A locally-based civil institution for civic development like The Boise Commons can take a variety of forms:

  • A series of individual exhibits, centrally located or distributed in various locations, designed to provide citizens with new insights into their community, its trends, or specific issues.
  • Private dialogues and public forums through which stakeholders can explore issues and policies in powerful ways, with an emphasis on gaining deep understanding, grappling with complexity, and/or moving toward consensus.
  • A “Social Planetarium”, or permanent public space serving as a hub for the Commons.
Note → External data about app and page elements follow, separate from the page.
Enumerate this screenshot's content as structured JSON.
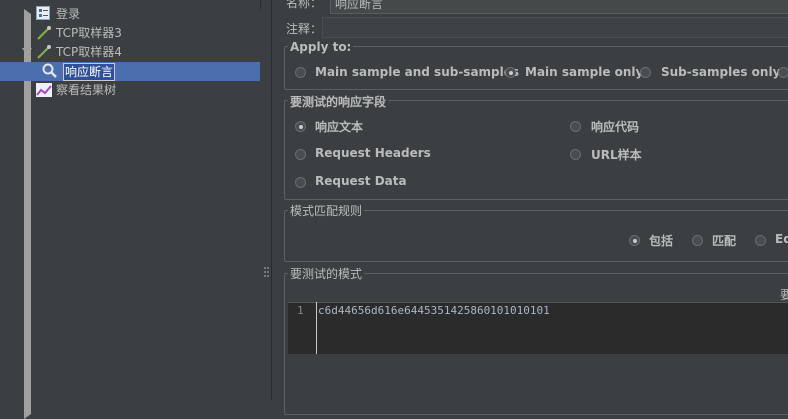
{
  "tree": {
    "items": [
      {
        "label": "登录"
      },
      {
        "label": "TCP取样器3"
      },
      {
        "label": "TCP取样器4"
      },
      {
        "label": "响应断言"
      },
      {
        "label": "察看结果树"
      }
    ]
  },
  "form": {
    "name_label": "名称：",
    "name_value": "响应断言",
    "comment_label": "注释："
  },
  "apply_to": {
    "title": "Apply to:",
    "options": [
      {
        "label": "Main sample and sub-samples",
        "selected": false
      },
      {
        "label": "Main sample only",
        "selected": true
      },
      {
        "label": "Sub-samples only",
        "selected": false
      }
    ]
  },
  "response_field": {
    "title": "要测试的响应字段",
    "options": [
      {
        "label": "响应文本",
        "selected": true
      },
      {
        "label": "响应代码",
        "selected": false
      },
      {
        "label": "Request Headers",
        "selected": false
      },
      {
        "label": "URL样本",
        "selected": false
      },
      {
        "label": "Request Data",
        "selected": false
      }
    ]
  },
  "pattern_rules": {
    "title": "模式匹配规则",
    "options": [
      {
        "label": "包括",
        "selected": true
      },
      {
        "label": "匹配",
        "selected": false
      },
      {
        "label": "Eq",
        "selected": false
      }
    ]
  },
  "patterns": {
    "title": "要测试的模式",
    "header_text": "要",
    "line_number": "1",
    "line_text": "c6d44656d616e6445351425860101010101"
  },
  "icons": {
    "tree": [
      "test-plan-icon",
      "sampler-icon",
      "sampler-icon",
      "assertion-icon",
      "listener-icon"
    ]
  }
}
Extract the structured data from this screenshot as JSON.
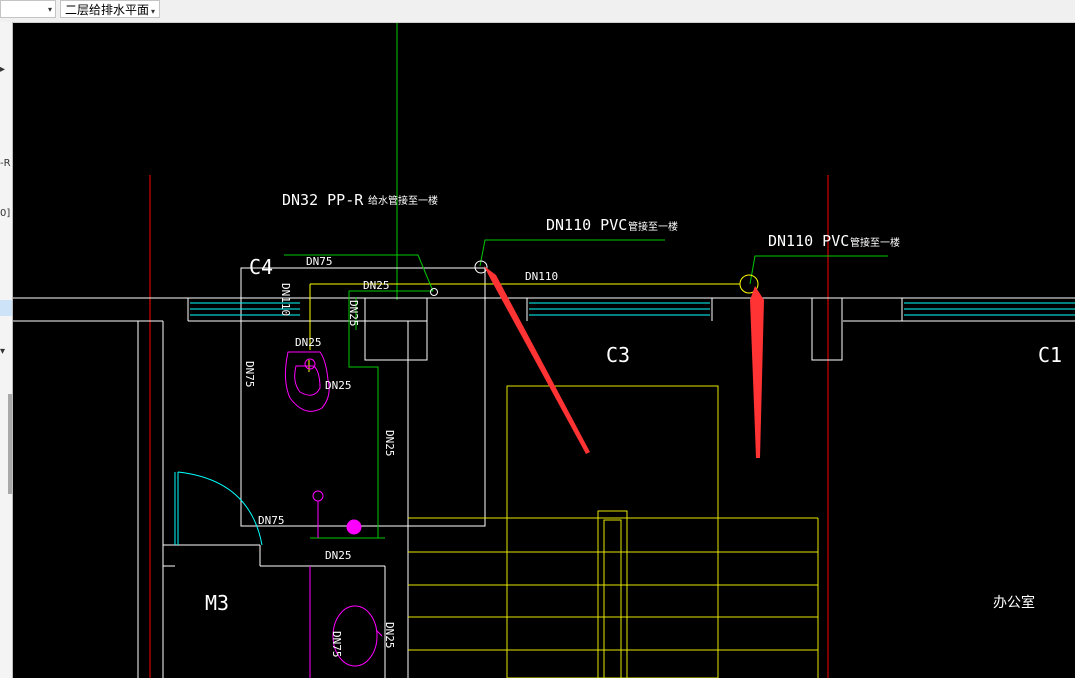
{
  "toolbar": {
    "left_combo": {
      "value": "",
      "arrow": "▾"
    },
    "floor_combo": {
      "value": "二层给排水平面",
      "arrow": "▾"
    }
  },
  "left_panel": {
    "fragments": [
      "▸",
      "-R",
      "0]",
      "▾"
    ]
  },
  "drawing": {
    "colors": {
      "background": "#000000",
      "wall": "#ffffff",
      "axis": "#ff0000",
      "water_supply": "#00c800",
      "drain": "#ffff00",
      "fixture": "#ff00ff",
      "window": "#00ffff",
      "arrow": "#ff3333"
    },
    "labels": {
      "dn32_ppr": "DN32 PP-R",
      "dn32_note": "给水管接至一楼",
      "dn110_pvc_1": "DN110 PVC",
      "dn110_note_1": "管接至一楼",
      "dn110_pvc_2": "DN110 PVC",
      "dn110_note_2": "管接至一楼",
      "dn110_pipe": "DN110",
      "dn75_top": "DN75",
      "dn25_top": "DN25",
      "dn110_vert": "DN110",
      "dn25_vert_a": "DN25",
      "dn25_fixture": "DN25",
      "dn75_vert": "DN75",
      "dn25_fixture_2": "DN25",
      "dn25_vert_b": "DN25",
      "dn75_bottom": "DN75",
      "dn25_bottom": "DN25",
      "dn75_vert_low": "DN75",
      "dn25_vert_low": "DN25",
      "window_c4": "C4",
      "window_c3": "C3",
      "window_c1": "C1",
      "door_m3": "M3",
      "room_office": "办公室"
    }
  }
}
It can be set up like an interactive museum, designed to vividly portray issues, relationships, trends, and to allow citizens to access information and play with new tools for civic creativity.
  • Websites and apps that serve to support the kinds of exploration and capacity-building described above.

Regardless of what form it takes, we believe that a civil institution for civic development requires the following characteristics if it is to meet the needs of society today:

  • It fosters deep insights and powerful learning;
  • It helps people grapple with complexity;
  • It builds the capacity for collaboration and consensus;
  • It empowers citizens through building knowledge and civic competence while providing opportunities for participation;
  • It is interactive;
  • It invites people to use it, and for purposes important to them rather than based on someone else’s agenda;
  • It is accessible to people of all ages and backgrounds;
  • It is sustainable;
  • It changes patterns; and
  • It has strong relationships with other public institutions and other community organizations.